● PROBLEM REQUIREMENTS
You are asked to write out the entries exactly as they are given.

● INPUT DATA
Content starts

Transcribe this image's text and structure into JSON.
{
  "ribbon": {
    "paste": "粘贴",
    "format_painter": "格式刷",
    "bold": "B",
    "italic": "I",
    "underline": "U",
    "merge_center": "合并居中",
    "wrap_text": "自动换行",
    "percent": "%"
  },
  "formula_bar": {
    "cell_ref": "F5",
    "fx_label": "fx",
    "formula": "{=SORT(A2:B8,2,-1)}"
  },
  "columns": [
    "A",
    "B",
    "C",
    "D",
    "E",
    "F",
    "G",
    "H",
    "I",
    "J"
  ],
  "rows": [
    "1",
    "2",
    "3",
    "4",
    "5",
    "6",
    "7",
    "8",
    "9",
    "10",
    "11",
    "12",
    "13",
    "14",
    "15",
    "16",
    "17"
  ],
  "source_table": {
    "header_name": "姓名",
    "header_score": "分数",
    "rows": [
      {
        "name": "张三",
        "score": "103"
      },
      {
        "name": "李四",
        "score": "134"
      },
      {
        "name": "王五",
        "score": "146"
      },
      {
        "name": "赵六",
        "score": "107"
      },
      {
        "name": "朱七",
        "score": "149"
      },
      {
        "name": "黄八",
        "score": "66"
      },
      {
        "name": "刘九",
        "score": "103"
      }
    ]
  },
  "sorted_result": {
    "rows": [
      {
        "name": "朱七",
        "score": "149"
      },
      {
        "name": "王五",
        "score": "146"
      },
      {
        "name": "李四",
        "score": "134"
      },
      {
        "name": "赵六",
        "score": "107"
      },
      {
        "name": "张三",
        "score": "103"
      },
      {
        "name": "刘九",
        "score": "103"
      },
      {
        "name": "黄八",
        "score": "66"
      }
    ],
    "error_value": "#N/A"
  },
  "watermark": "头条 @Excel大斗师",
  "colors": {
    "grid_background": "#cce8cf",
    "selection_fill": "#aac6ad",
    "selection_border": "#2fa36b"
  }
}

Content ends

● EXERCISE SOLUTION
Transcribe this image's text and structure into JSON.
{
  "ribbon": {
    "paste": "粘贴",
    "format_painter": "格式刷",
    "bold": "B",
    "italic": "I",
    "underline": "U",
    "merge_center": "合并居中",
    "wrap_text": "自动换行",
    "percent": "%"
  },
  "formula_bar": {
    "cell_ref": "F5",
    "fx_label": "fx",
    "formula": "{=SORT(A2:B8,2,-1)}"
  },
  "columns": [
    "A",
    "B",
    "C",
    "D",
    "E",
    "F",
    "G",
    "H",
    "I",
    "J"
  ],
  "rows": [
    "1",
    "2",
    "3",
    "4",
    "5",
    "6",
    "7",
    "8",
    "9",
    "10",
    "11",
    "12",
    "13",
    "14",
    "15",
    "16",
    "17"
  ],
  "source_table": {
    "header_name": "姓名",
    "header_score": "分数",
    "rows": [
      {
        "name": "张三",
        "score": "103"
      },
      {
        "name": "李四",
        "score": "134"
      },
      {
        "name": "王五",
        "score": "146"
      },
      {
        "name": "赵六",
        "score": "107"
      },
      {
        "name": "朱七",
        "score": "149"
      },
      {
        "name": "黄八",
        "score": "66"
      },
      {
        "name": "刘九",
        "score": "103"
      }
    ]
  },
  "sorted_result": {
    "rows": [
      {
        "name": "朱七",
        "score": "149"
      },
      {
        "name": "王五",
        "score": "146"
      },
      {
        "name": "李四",
        "score": "134"
      },
      {
        "name": "赵六",
        "score": "107"
      },
      {
        "name": "张三",
        "score": "103"
      },
      {
        "name": "刘九",
        "score": "103"
      },
      {
        "name": "黄八",
        "score": "66"
      }
    ],
    "error_value": "#N/A"
  },
  "watermark": "头条 @Excel大斗师",
  "colors": {
    "grid_background": "#cce8cf",
    "selection_fill": "#aac6ad",
    "selection_border": "#2fa36b"
  }
}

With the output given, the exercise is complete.